Shouldn't Survivors Of Genocide Be Treated Differently?

Ewelina U. Ochab Legal researcher
Me me me!!! Early on in my career I LOVED travelling with work.

Over the last week, several UK media sources ran stories on a striking piece of research publicised by Barnabas Fund. The story centres around Home Offices figures obtained by the religious aid organisation. The figures highlight the very low number of religious minority Syrians who have been recommended for resettlement by the UNHCR, and eventually resettled by the UK government.

According to the research, out of 2,637 Syrians recommended for resettlement to the UK by the UNHCR in 2015, only 57 of them identified as religious minorities persecuted in Syria: 43 were Christians, 1 was Shia Muslim, and 13 were Yazidis. The individuals who were eventually resettled by the UK government in 2015 totalled 1,194 Syrians. Of those, 41 individuals belonged to religious minorities: 40 Christians, 1 Shia Muslim, and 0 Yazidis.

The figures were even lower in 2016. 7,499 Syrians were recommended for resettlement to the UK by the UNHCR. Only 45 individuals belonged to religious minorities: 27 were Christians, 13 Shia, and 5 Yazidis. From a total of 4,369 Syrians eventually resettled in the UK, 60 individuals belonged to religious minorities: 20 Christians, 12 Shia Muslims, 18 Yazidis, 6 Druze, and 4 Eastern Orthodox.

The numbers of the religious minority Syrians proposed for resettlement or actually resettled may be perceived as being reasonable and (more or less) proportionate to the religious demographics in Syria. Indeed, Christians, Yazidis and Shia Muslims are minorities in predominately Sunni Muslim Syria. However, such statistical approach is flawed. It neglects the nature of the atrocities perpetrated by Daesh against religious minorities in Syria (and beyond).

Photograph taken during my trip to the Nineveh Plains in November 2016. (Photo credit: Ewelina U. Ochab)

It is a matter of fact that the largest number of causalities in Syria are the Sunni Muslims. Sunni Muslims are the majority population in Syria. Hence, even without specifically targeting Sunni Muslims, they would statistically be the biggest victims of the ongoing atrocities perpetrated by the government, the opposition, and the various militia groups involved (of which Daesh is only a small part of).

Yet, in early 2014, Daesh unleashed a genocidal campaign against religious minorities with the purpose of eliminating religious pluralism from the region. It has been confirmed by international and state actors; Daesh targeted religious minorities, Christians, Yazidis, Shia Muslims and others in an attempt to establish a purely Islamic state. In accordance with Daesh' ideology, there was no space for religious minorities under Daesh's caliphate.
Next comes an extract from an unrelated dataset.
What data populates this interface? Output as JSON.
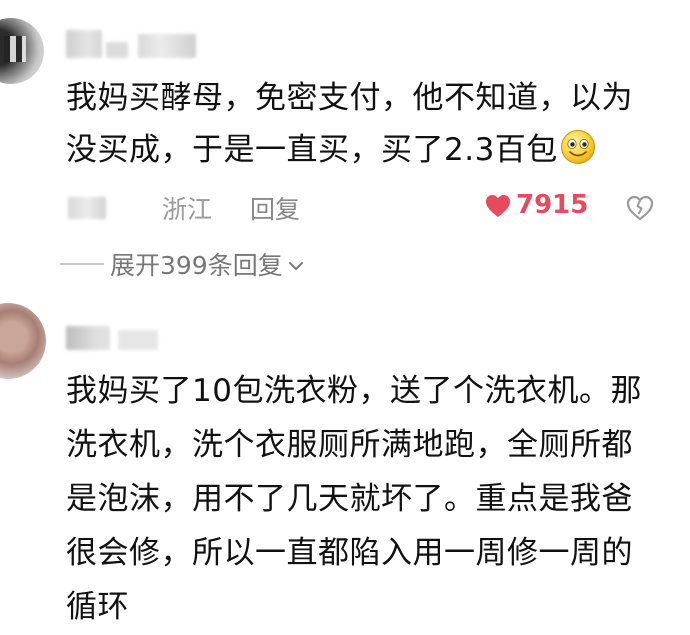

Hence, while the Syrian Civil War has been ongoing for years, early in 2014 another conflict emerged. It followed different rules. It's aim was to create a purely Islamic state, separate from Syria and the Syrian internal conflict.

The recognition of the Daesh atrocities against religious minority groups in Syria (and Iraq) as genocide is not insignificant. Genocide is the crime of crimes. Under international law, this is the worst crime there is. While crimes against humanity or war crimes many lead to similar or even greater number of causalities than genocide, the crime of genocide is different because of the underlying intent. As its goal, Daesh planned to destroy protected groups in whole or in part.

It means that if the perpetrator is not stopped, if the genocidal campaign is not stopped, there is a risk that the targeted groups would disappear from the surface of the earth. The nature of the crime justifies a broad range of actions: from military intervention to humanitarian assistance to the survivors. Resettlement to a safe haven should be included as one of these actions. It is necessary to ensure that the what remains is temporarily or permanently removed from the conflict zone, depending on the situation and the needs, to ensure its survival. This consideration, justifying the favourable treatment of persecuted religious minorities as a priority for resettlement, appears to be removed from the debate.

The recent genocidal atrocities perpetrated against religious minorities cannot be neglected and vulnerable victims cannot be left without assistance.

There may be two main problems. The first problem centres around the designation of the refugee status and the second, the designation of who is particularly vulnerable and resettling based on this consideration. Religious minorities struggle to be recognised under either.

This struggle shows the flaws of the existing mechanism. A failure that needs to be addressed to ensure that vulnerability assessment reflects the empirical facts and not the coincidental falling within the artificially established categories. As it is clear from the cases of the religious groups persecuted because of their religion, the flawed vulnerability assessment fails Christians, Yazidis, Rohingya Muslims and many more. The survivors of genocidal atrocities must be treated differently - even if this means discriminating for resettlement. Their survival often depends on it.